It was a great choice to do the Banff gondola in the morning and the just-as-popular Johnston Canyon in the afternoon. The lines at Banff Gondola were almost non-existent in the early morning and we had a gondola to ourselves.
Johnston Canyon Trail in Banff National Park has a lot to like. It is close by (18km from Banff townsite), easy to hike (well worn walkway, takes an hour to get to 2nd waterfall) and very scenic (waterfall and river views).
Johnston Canyon also has enough room to handle the volume of visitors – the exception being the parking. Unlike other attractions, there are no admission lines. Just get out of your car and start walking. Everyone is spread out. It is an enjoyable experience absent of the “sardines in a can” feeling.
As you can see from the picture below, when I got there mid-afternoon, the parking lot was full and lots of cars had to park on the street. It was still worth going to in the afternoon. Even though we parked in the road, it was only a short walk to the path. The trail wasn’t as crowded as the amount of cars park on the road would seem to indicate.
Parking lot full at Johnston Canyon, Banff National Park
So if you see cars in the road at Johnston Canyon like pictured, do not despair. Hike and enjoy.
This tip is for you if you are planning to visit Jasper National Park or Banff National Park – or anywhere in the Rockies with a tramway or gondola ride to the top of a mountain.
My advice is to do the ride to the top of the mountain during the first day of your vacation that the weather is clear.
Firstly, if you wait until the last day of your trip to do the Jasper Tramway or Banff Gondola (Sulphur Mountain Gondola) or other mountain ride, it may be too foggy or raining hard or even snowing hard. You’ll get to the top and will either have an obstructed view or won’t be able to see anything at all.
During my last trip to Jasper, we took a chance on the Jasper Tramway on a foggy day with low-hanging clouds. It worked out ok, but it was too cloudy for hiking at the top and the view while riding the tramway car was obstructed, as you can image from the pictures below.
Secondly, seeing the views early in your trip gives you perspective.

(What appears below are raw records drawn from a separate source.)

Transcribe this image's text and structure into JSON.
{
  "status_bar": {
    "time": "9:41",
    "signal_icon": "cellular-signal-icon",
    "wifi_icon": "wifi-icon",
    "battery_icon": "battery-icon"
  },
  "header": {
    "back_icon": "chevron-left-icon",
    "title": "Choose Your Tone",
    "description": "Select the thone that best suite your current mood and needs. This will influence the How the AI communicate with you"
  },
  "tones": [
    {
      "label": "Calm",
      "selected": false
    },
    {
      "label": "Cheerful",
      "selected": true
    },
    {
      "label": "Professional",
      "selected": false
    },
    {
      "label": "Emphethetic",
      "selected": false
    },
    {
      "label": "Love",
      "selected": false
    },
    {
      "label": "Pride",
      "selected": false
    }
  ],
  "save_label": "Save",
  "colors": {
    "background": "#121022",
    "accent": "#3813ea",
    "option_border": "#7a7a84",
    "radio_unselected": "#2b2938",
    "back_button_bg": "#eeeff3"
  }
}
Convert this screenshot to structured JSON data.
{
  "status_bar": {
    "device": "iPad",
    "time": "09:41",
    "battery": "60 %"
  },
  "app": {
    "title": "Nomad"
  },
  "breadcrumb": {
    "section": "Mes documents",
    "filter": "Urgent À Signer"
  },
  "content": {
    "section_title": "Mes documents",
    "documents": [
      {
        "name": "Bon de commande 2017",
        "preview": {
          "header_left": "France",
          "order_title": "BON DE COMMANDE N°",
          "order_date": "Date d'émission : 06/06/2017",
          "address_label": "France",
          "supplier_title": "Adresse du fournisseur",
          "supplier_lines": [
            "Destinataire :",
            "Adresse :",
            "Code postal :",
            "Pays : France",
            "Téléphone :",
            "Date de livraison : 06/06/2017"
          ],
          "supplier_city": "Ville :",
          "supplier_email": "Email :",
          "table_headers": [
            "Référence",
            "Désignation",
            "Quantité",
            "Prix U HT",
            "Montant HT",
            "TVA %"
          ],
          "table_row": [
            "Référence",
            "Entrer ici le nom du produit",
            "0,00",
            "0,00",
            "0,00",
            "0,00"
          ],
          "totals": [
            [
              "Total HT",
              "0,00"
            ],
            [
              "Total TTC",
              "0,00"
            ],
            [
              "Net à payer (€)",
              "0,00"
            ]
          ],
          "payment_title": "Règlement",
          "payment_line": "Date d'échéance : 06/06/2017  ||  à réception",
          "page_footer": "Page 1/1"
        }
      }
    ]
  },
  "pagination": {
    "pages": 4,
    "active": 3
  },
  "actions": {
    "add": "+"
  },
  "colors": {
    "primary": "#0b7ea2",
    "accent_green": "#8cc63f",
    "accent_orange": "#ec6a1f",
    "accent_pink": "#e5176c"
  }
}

You’ll better appreciate the vastness of the Canadian Rockies.
Here’s one of the views from the trail on the top of Sulphur Mountain, a worthy excursion after reaching the summit on the Banff Sulphur Mountain Gondola ride.
Thirdly, in the case of the Jasper Tramway or the Banff Gondola, once you are dropped off at the upper terminal, if the weather is good, you can explore the summit area for even more great views.
That being said, a little cloudiness is to be expected. As long as the clouds are above the mountains, the views are spectacular. If you are in doubt, you can always call the information desk at the popular Jasper and Banff attractions to find out the current weather conditions at the top of the mountains.